Assignment: Each line below with the word "title" needs to be copied.
========
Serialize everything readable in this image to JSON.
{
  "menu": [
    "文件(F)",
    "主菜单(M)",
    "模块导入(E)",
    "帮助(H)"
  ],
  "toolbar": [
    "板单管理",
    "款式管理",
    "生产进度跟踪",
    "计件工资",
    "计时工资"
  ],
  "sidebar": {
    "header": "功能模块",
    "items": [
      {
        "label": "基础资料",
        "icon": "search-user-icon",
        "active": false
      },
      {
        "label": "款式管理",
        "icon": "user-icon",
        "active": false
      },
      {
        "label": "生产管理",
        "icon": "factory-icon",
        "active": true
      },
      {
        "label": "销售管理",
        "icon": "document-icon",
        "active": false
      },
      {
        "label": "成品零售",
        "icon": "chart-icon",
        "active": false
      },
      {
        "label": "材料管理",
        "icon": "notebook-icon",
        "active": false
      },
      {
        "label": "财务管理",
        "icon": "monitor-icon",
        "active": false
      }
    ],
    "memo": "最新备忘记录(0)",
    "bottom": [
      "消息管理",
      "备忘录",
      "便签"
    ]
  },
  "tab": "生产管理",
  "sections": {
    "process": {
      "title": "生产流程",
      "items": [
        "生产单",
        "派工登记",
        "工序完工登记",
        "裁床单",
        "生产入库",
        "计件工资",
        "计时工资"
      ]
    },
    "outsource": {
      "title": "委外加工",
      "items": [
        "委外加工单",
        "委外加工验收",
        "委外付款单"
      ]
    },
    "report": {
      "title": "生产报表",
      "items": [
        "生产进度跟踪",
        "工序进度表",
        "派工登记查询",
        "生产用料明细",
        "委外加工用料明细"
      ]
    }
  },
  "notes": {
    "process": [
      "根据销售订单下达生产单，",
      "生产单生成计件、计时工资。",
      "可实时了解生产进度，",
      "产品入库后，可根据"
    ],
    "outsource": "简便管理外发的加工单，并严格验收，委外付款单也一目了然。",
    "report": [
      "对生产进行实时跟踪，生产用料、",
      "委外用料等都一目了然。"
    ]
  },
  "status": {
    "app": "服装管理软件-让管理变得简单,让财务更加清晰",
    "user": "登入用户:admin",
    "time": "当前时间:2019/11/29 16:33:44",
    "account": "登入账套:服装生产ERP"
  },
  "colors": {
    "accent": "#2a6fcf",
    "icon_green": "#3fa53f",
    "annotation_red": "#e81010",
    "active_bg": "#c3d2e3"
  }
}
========
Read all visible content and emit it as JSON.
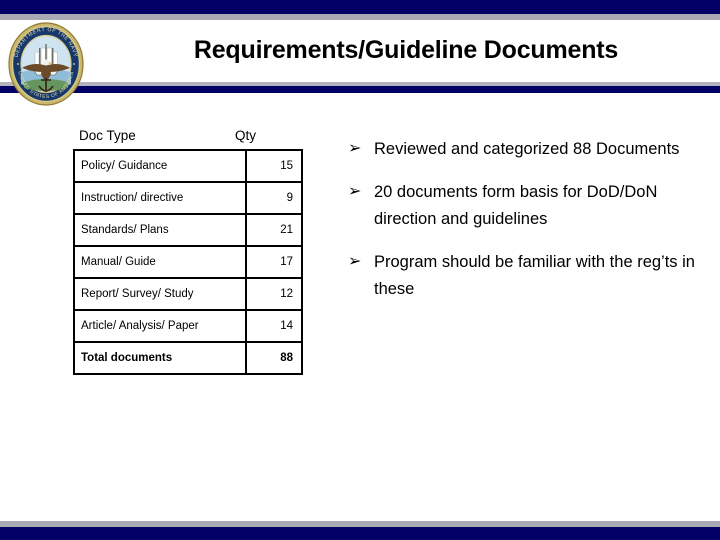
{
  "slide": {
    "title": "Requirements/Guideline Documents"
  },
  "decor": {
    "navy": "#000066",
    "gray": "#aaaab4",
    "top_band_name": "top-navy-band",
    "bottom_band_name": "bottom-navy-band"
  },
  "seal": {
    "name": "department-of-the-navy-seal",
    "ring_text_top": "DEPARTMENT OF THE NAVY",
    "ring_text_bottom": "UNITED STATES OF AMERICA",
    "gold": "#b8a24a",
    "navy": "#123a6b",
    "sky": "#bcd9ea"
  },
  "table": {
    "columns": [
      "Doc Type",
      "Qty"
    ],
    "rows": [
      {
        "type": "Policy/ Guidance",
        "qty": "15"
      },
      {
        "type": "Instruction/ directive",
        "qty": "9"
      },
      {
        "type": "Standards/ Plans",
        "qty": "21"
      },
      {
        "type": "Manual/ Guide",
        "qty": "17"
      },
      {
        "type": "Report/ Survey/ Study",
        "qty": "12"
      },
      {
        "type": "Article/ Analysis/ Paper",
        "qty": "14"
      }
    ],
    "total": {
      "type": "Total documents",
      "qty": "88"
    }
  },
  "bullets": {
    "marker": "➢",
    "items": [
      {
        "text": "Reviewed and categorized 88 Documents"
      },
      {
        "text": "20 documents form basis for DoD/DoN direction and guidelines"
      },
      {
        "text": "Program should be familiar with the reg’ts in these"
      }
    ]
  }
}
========
Output of the task:
      "title": "生产流程",
      "title": "委外加工",
      "title": "生产报表",
    "title": "Requirements/Guideline Documents"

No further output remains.